 Overall thoughts, the writing is great, however way too much background stuff crammed into these first few pages. We call it an “info dump”... and most of this can be weaved into the story later on. Let’s get to the action, the reason for the story, the PROBLEM that our hero is going to have to face...the PROBLEM that will change his life... I don’t see it.
He’s trying to forget someone...a woman...So what? How is that going to change the direction of his life? Has she been murdered? Is he trying to find her killer... maybe she is still alive... and she has run off, but why?
Also I have a problem with him throwing up. If he has been with the Border Control group, he is well aware of the heat, the food, etc. By now, if we are to believe he has been there for a bit, he would know better. However he may have been poisoned... that would be interesting.
Be careful of the word “said” when used with a tag. Usually you don’t need both.
The biggest problem that I see is way too much telling... show us.
Thanks so much for your valuable critique, Sue!
Sue Viders and Becky Martinez
 In addition to being the co-author of The Complete Writer’s Guide to HEROES AND HEROINES -Sixteen Master Archetypes and Ten Steps to CREATING MEMORABLE CHARACTERS, she  developed and created Deal A Story card game. She is also author  of twenty non-fiction books for artists on marketing, several audio tapes and charts, former columnist for The Artist’s Magazine, ‘Strictly Business’, a column on marketing, former columnist for a newspaper, The Voice, reviewing movies with a column called His and Hers (co-authored with husband) Sue Viders can be contacted at the following: and

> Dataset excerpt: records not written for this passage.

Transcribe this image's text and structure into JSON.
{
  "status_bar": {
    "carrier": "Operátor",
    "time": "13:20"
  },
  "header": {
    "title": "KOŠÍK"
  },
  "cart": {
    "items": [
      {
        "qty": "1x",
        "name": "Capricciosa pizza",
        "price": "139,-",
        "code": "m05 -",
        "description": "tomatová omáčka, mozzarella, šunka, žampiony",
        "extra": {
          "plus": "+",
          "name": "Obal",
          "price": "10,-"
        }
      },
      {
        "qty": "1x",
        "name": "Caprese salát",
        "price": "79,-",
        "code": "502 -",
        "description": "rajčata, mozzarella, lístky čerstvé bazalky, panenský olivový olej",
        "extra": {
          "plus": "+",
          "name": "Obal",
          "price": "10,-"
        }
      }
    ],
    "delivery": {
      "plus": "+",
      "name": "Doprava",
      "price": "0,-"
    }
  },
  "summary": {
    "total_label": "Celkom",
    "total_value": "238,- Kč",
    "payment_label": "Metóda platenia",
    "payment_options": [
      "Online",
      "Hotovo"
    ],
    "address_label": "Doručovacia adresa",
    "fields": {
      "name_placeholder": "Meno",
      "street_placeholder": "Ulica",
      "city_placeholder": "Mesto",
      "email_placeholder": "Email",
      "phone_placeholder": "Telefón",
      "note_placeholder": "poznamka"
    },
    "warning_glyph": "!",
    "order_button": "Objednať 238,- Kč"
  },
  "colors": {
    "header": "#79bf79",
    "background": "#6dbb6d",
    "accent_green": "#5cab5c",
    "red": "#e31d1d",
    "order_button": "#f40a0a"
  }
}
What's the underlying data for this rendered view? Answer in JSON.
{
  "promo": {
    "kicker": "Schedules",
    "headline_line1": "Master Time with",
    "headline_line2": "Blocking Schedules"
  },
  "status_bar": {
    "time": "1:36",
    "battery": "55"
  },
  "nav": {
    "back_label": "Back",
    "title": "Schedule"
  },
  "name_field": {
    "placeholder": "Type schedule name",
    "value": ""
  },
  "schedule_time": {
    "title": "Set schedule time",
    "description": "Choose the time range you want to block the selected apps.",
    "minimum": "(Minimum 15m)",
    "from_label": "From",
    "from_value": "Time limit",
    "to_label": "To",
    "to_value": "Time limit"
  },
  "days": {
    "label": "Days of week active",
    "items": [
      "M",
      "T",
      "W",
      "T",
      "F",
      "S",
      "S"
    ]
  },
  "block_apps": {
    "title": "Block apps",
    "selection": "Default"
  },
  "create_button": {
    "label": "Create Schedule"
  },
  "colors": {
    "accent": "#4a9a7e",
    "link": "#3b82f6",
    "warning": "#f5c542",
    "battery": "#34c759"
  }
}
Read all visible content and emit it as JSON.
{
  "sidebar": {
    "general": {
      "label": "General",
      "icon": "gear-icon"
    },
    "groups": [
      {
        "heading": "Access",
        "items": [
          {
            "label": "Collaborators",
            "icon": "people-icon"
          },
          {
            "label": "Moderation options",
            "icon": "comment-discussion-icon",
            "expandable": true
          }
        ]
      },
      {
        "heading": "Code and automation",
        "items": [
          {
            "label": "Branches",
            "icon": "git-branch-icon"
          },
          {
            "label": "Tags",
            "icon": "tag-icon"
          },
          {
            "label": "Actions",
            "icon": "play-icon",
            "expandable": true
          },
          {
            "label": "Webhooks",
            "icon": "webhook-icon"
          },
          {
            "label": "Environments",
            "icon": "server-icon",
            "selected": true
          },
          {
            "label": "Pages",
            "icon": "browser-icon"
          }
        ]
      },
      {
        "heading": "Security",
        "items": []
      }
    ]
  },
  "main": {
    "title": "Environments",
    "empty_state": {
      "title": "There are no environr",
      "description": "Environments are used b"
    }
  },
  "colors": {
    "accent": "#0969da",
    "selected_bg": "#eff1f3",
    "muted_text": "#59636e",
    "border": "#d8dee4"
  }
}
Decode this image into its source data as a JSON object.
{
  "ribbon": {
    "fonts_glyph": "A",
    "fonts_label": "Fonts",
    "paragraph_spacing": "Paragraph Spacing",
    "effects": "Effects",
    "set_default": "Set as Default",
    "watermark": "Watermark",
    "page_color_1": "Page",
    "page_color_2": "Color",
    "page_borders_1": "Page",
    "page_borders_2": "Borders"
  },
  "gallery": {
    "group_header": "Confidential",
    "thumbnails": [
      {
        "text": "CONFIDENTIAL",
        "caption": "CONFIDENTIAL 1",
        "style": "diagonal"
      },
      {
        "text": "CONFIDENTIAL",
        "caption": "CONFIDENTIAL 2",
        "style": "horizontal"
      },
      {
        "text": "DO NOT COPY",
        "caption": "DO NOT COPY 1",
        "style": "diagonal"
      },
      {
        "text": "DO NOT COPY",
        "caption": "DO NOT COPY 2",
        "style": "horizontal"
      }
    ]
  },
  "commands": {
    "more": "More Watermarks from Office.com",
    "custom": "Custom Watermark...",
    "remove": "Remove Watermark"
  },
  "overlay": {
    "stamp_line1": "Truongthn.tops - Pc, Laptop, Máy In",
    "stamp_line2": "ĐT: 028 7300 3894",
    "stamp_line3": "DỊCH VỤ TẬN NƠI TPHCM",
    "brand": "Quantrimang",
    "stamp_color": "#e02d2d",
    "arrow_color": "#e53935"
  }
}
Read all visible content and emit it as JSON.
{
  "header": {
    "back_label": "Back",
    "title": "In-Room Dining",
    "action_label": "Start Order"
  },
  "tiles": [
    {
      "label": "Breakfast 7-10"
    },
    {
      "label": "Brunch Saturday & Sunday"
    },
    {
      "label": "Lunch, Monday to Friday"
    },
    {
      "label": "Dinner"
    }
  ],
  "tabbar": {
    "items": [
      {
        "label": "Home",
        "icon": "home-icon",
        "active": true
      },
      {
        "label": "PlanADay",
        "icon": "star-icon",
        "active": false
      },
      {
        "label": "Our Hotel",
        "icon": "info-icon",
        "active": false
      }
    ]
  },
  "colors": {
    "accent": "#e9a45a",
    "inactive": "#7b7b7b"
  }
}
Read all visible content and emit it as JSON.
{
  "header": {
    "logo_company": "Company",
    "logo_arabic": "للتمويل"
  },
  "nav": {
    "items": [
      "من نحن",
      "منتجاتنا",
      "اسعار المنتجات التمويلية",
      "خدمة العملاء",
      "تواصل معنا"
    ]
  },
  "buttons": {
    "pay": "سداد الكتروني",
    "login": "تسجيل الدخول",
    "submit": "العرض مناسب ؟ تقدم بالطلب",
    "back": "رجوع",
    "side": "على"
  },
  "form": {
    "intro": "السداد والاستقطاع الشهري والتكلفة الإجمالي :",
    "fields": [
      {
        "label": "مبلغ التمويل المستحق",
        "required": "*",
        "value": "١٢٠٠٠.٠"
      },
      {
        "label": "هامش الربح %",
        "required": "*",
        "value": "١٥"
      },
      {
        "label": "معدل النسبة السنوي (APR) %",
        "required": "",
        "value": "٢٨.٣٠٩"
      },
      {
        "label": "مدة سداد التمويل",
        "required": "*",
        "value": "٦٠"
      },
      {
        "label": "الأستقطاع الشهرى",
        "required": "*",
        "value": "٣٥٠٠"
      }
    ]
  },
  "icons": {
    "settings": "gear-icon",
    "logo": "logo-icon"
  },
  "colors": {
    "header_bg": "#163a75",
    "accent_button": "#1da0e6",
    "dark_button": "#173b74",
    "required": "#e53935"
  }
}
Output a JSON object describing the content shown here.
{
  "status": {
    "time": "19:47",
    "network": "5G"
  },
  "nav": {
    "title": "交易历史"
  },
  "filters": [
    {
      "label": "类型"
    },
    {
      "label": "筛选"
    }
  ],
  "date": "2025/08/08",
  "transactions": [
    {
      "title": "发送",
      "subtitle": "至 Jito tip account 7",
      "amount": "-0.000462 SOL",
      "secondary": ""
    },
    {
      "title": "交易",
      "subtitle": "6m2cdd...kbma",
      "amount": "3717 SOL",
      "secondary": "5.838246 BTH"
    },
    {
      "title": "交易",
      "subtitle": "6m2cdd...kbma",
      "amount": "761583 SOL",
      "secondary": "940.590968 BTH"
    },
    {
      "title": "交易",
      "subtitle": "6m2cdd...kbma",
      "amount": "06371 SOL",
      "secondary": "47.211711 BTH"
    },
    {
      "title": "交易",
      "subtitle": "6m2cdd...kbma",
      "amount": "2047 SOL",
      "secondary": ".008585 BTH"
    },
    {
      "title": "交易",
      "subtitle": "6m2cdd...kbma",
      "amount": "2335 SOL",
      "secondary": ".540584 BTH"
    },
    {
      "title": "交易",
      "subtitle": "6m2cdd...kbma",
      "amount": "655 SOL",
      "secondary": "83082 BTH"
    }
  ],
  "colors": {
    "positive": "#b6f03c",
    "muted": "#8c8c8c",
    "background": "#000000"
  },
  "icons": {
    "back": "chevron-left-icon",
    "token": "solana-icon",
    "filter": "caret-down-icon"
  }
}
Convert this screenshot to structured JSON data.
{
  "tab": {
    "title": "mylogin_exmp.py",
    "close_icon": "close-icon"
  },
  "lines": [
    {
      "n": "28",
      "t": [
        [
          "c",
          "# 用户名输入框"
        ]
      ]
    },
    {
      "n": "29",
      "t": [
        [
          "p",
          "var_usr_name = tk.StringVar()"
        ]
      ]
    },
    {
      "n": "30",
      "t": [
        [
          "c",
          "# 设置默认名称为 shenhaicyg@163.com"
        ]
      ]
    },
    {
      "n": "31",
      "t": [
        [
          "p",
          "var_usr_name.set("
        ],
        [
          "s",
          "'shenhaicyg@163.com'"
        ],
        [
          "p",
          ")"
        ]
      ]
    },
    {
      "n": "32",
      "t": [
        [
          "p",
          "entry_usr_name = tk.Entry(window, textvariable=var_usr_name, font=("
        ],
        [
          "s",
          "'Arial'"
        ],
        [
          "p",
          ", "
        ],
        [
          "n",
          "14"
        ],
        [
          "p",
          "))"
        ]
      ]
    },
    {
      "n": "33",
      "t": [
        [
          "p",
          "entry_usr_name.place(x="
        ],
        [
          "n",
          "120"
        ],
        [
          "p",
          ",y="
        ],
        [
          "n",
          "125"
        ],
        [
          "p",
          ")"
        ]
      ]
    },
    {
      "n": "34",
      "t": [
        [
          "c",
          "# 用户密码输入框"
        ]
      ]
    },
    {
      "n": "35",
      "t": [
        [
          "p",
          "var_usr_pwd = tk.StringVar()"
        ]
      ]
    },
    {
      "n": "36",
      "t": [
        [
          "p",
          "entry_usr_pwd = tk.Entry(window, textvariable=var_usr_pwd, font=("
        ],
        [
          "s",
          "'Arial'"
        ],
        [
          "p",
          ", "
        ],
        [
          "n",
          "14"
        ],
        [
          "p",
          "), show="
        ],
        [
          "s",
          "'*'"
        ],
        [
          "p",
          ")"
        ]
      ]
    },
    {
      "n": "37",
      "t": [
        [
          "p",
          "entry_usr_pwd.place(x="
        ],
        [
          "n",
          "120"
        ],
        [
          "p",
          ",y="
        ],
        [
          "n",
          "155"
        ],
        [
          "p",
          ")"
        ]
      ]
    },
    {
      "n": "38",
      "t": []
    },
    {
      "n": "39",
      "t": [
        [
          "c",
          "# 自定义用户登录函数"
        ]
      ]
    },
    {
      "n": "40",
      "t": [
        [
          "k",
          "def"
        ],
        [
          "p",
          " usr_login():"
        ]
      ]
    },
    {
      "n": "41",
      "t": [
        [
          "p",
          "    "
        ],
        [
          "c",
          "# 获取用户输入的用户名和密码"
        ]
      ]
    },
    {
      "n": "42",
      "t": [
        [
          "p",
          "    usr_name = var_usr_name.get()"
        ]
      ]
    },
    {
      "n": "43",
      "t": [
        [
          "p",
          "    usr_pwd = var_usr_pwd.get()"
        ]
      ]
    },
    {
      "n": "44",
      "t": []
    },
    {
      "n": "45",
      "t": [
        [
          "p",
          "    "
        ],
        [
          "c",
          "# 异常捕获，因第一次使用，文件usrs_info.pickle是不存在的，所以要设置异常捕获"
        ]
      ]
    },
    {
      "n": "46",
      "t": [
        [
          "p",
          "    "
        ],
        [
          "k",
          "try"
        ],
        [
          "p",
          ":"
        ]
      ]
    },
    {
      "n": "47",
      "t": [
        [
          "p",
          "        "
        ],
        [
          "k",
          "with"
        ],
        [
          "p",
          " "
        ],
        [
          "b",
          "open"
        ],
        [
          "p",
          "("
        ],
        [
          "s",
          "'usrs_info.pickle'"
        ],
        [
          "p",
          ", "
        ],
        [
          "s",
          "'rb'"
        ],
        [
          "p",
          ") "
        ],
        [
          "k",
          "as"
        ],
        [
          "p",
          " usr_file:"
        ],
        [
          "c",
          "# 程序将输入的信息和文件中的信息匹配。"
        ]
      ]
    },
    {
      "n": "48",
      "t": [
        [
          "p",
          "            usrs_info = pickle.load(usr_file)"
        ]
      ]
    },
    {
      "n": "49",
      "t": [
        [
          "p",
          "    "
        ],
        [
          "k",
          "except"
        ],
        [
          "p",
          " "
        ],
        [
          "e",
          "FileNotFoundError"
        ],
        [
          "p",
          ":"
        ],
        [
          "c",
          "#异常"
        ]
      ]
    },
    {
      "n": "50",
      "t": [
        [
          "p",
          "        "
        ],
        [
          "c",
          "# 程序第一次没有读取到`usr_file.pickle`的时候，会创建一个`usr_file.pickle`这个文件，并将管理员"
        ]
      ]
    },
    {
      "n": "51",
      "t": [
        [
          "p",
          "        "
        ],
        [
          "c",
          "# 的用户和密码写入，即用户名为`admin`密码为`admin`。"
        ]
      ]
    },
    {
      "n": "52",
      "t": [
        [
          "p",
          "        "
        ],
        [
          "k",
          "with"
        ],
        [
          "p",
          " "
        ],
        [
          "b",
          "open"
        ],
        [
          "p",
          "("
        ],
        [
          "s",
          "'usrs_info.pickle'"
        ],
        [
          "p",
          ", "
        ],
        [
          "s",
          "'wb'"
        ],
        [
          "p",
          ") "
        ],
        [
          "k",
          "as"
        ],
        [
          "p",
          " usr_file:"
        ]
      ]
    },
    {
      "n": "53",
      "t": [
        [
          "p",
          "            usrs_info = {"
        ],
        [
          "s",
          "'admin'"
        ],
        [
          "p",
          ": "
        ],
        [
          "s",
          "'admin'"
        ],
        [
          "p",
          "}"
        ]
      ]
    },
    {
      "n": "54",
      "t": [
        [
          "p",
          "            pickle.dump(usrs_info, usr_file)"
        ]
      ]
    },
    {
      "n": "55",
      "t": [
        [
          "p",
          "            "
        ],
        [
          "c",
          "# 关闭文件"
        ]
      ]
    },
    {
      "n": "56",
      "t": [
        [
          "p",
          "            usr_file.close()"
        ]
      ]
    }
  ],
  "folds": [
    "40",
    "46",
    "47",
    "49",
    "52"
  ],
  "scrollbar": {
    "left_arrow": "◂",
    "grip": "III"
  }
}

Kimberly also received a critique from , Becky Martinez.. We'll post  it next week. Becky Martinez is an award-winning former broadcast journalist and published author writing as Rebecca Grace.. Her latest work, Shadows from the Past, is a gothic novella being published by The Wild Rose Press in early 2012. Her romantic suspense, Deadly Messages, was an Aspen Gold finalist and received 4 stars from RT Book Reviews. She has also had several romance novels and short stories published, including “Trouble in the Rockies,” which appeared in the anthology, The Trouble with Romance, a New Mexico Award finalist. Contact her at 


Caroline Clemmons said...

Sue, your comments made total sense, but I realized I am guilty of too much background info before the action. Thanks for sharing your expertise.

Ruby Johnson said...

I was in one of your classes years ago on Creating Memorable Characters. The class was invaluable. Thank you so much for visiting our blog.

Thorne said...

At what point is telling in a story okay? I noticed you kept pointing this out in the above critique.

Anonymous said...

Thank you, Sue! I really appreciate you taking the time to review my work.

Tom said...

What a thorough critique. Wish I had the opportunity for something like this. This was a great learning tool.Looking forward to the next one.

Link Within

Related Posts Plugin for WordPress, Blogger...